Figure out the number of lines in the data that hold the string "meta". Reply with that figure only.

ENTRIES PROVIDED.
────────
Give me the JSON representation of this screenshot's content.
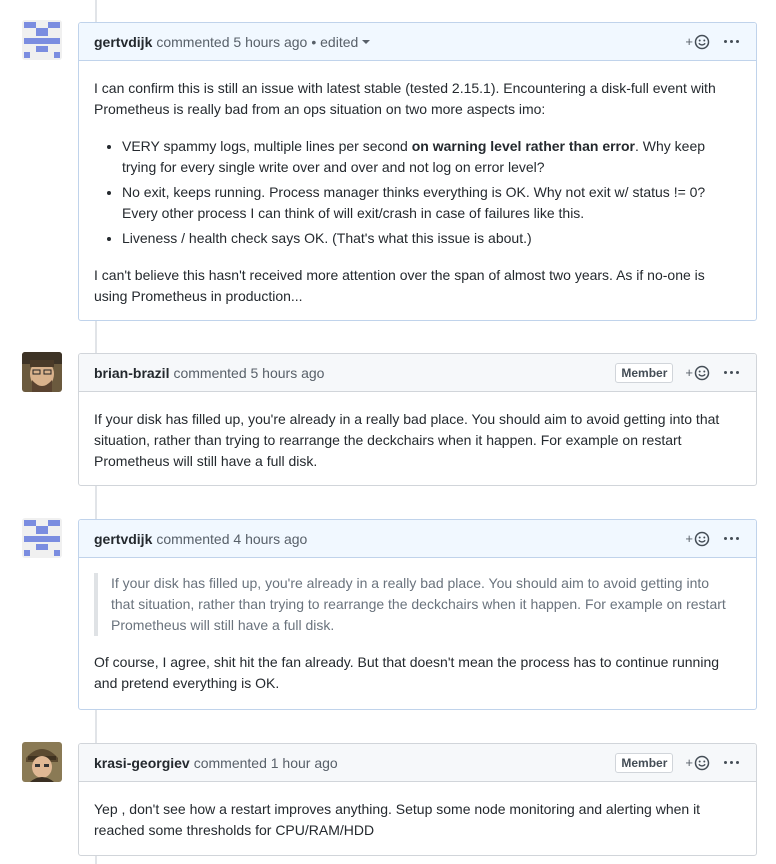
{
  "comments": [
    {
      "author": "gertvdijk",
      "meta": "commented 5 hours ago",
      "edited": "• edited",
      "badge": "",
      "paragraphs": [
        "I can confirm this is still an issue with latest stable (tested 2.15.1). Encountering a disk-full event with Prometheus is really bad from an ops situation on two more aspects imo:",
        "I can't believe this hasn't received more attention over the span of almost two years. As if no-one is using Prometheus in production..."
      ],
      "list": [
        {
          "pre": "VERY spammy logs, multiple lines per second ",
          "bold": "on warning level rather than error",
          "post": ". Why keep trying for every single write over and over and not log on error level?"
        },
        {
          "pre": "No exit, keeps running. Process manager thinks everything is OK. Why not exit w/ status != 0? Every other process I can think of will exit/crash in case of failures like this.",
          "bold": "",
          "post": ""
        },
        {
          "pre": "Liveness / health check says OK. (That's what this issue is about.)",
          "bold": "",
          "post": ""
        }
      ]
    },
    {
      "author": "brian-brazil",
      "meta": "commented 5 hours ago",
      "badge": "Member",
      "paragraphs": [
        "If your disk has filled up, you're already in a really bad place. You should aim to avoid getting into that situation, rather than trying to rearrange the deckchairs when it happen. For example on restart Prometheus will still have a full disk."
      ]
    },
    {
      "author": "gertvdijk",
      "meta": "commented 4 hours ago",
      "badge": "",
      "quote": "If your disk has filled up, you're already in a really bad place. You should aim to avoid getting into that situation, rather than trying to rearrange the deckchairs when it happen. For example on restart Prometheus will still have a full disk.",
      "paragraphs": [
        "Of course, I agree, shit hit the fan already. But that doesn't mean the process has to continue running and pretend everything is OK."
      ]
    },
    {
      "author": "krasi-georgiev",
      "meta": "commented 1 hour ago",
      "badge": "Member",
      "paragraphs": [
        "Yep , don't see how a restart improves anything. Setup some node monitoring and alerting when it reached some thresholds for CPU/RAM/HDD"
      ]
    }
  ],
  "icons": {
    "react": "smiley-icon",
    "more": "kebab-horizontal-icon"
  },
  "reaction_plus": "+",
  "colors": {
    "own_header_bg": "#f1f8ff",
    "own_border": "#c0d3eb",
    "other_header_bg": "#f6f8fa",
    "identicon": "#7b8de0"
  }
}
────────
SOLUTION. 4